Starting to write a dissertation is no straightforward thing. You can be lost for weeks and not know it. And the advice you tend to get, while sometimes painfully obvious, is still hard to follow. I've been feeling shrunken, scared, and incapable lately. I've been wondering whether in fact I really belong here. And though I've been told that this phase of grad school is like this for lots of people, trying to push through it all, to actually believe in myself, has been hard. Sometimes, it's just been easier to retreat to the kitchen.
Still, I haven't allowed myself to take on anything too consuming. Spending time on something extravagant--a layer cake, another batch of preserves--would at this point, I think, just leave me guilt-stricken. So, I've stuck mostly to simple things, things to help keep me humming through the day, like this sunny delicata-squash hummus.
Though I spend most mornings at my desk--typing, cursing, thumbing through books--I usually find myself desperately hungry a couple of hours after breakfast, no matter what I eat. So, almost inevitably, I drop what I'm doing, tear through the cupboards, and find a bag of something salty and satisfying to mindlessly crunch my way through. I am never at my best when hungry.
Having a jar of delicata hummus around has helped. Its mellow, nutty sweetness, which gives way to a lingering serrano-kissed heat, is worth slowing down for, worth savouring. So it at least makes for more mindful snacking. I often spread it just as it is on crackers or toasted baguette. But it takes well to being gussied up too. A dab of Greek yogurt tames its heat and adds welcome acidity. A drizzle of maple syrup brings out the delicata's sweetness. Pomegranate and sesame seeds add some nice pop. And though I haven't tried this yet, I get the feeling that something smoky would really make this hummus sing. Smoked sea salt? Crumbled bacon and chives? I don't know, but I can't wait to try.

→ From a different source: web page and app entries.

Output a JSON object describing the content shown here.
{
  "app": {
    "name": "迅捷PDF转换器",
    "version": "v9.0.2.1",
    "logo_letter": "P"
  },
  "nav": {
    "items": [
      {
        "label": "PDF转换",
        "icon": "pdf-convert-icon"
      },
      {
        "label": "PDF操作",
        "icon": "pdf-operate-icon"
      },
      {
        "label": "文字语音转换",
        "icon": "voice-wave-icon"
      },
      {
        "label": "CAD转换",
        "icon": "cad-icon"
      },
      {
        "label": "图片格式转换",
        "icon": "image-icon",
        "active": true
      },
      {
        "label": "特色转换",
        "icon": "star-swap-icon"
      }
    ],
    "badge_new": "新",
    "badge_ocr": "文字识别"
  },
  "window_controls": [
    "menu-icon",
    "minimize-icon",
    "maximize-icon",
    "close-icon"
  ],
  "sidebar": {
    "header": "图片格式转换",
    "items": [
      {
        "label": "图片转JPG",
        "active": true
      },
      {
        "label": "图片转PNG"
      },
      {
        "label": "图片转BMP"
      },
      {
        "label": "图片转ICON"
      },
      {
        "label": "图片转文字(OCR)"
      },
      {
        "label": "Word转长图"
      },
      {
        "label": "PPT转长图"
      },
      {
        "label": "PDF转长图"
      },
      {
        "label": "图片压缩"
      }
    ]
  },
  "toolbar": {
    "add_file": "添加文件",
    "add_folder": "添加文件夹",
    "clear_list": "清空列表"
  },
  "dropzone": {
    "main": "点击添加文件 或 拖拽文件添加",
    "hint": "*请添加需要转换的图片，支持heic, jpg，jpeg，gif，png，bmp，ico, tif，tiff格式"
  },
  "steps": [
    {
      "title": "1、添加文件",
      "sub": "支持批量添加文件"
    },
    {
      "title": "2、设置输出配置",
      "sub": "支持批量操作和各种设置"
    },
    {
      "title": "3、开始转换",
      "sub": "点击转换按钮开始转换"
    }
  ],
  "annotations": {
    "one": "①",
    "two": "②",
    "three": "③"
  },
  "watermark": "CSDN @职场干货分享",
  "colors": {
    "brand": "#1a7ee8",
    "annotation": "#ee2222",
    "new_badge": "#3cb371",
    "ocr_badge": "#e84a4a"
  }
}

This recipe, by the way comes from Modern Farmer, a new-ish quarterly magazine that I've enjoyed paging through recently. It isn't exactly a food magazine in the expected sense (the hummus recipe is the only recipe in this issue), but unsurprisingly, it touches on issues we should all take some interest in (food waste, breeding heat-resistant strains of lettuce).
Adapted from Karen Lebovitz in Modern Farmer, Fall 2013
2 pounds delicata squash (or of another variety of your choosing)
1 cup plus 2 tablespoons extra-virgin olive oil
Salt and pepper
2 heads garlic, separated into cloves and peeled (about 1/2 cup of cloves)
2 or 3 serrano peppers, sliced in half, stems and seeds removed
1/4 cup tahini
3 tablespoons lemon juice
Greek yogurt, maple syrup, pomegranate seeds, and toasted sesame seeds
Preheat the oven to 350 degrees F. Cut the squash in half and remove the seeds and string. Rub the flesh with 2 tablespoons of olive oil and 2 generous pinches of salt. Place the squash cut side down on a half-sheet and bake until very soft, about 1 hour.
While the squash is baking, place the garlic, serranos, and remaining olive oil in a small saucepan over low heat. Poach the garlic and peppers in the oil until completely soft, 30-40 minutes. The garlic should be very lightly browned.
Scoop out the flesh from the roasted squash and place in a food processor. Add the poaching oil, garlic, serranos, tahini, and lemon juice. Puree until smooth, about 1 minute. Season to taste with salt and pepper.
The texture of the hummus will vary with the squash. Add up to 1/2 cup of water and blend until the desired consistency is reached. Refrigerate at least 3 hours or up to a week. The hummus also keeps well frozen in an airtight container.
Makes 5-6 cups.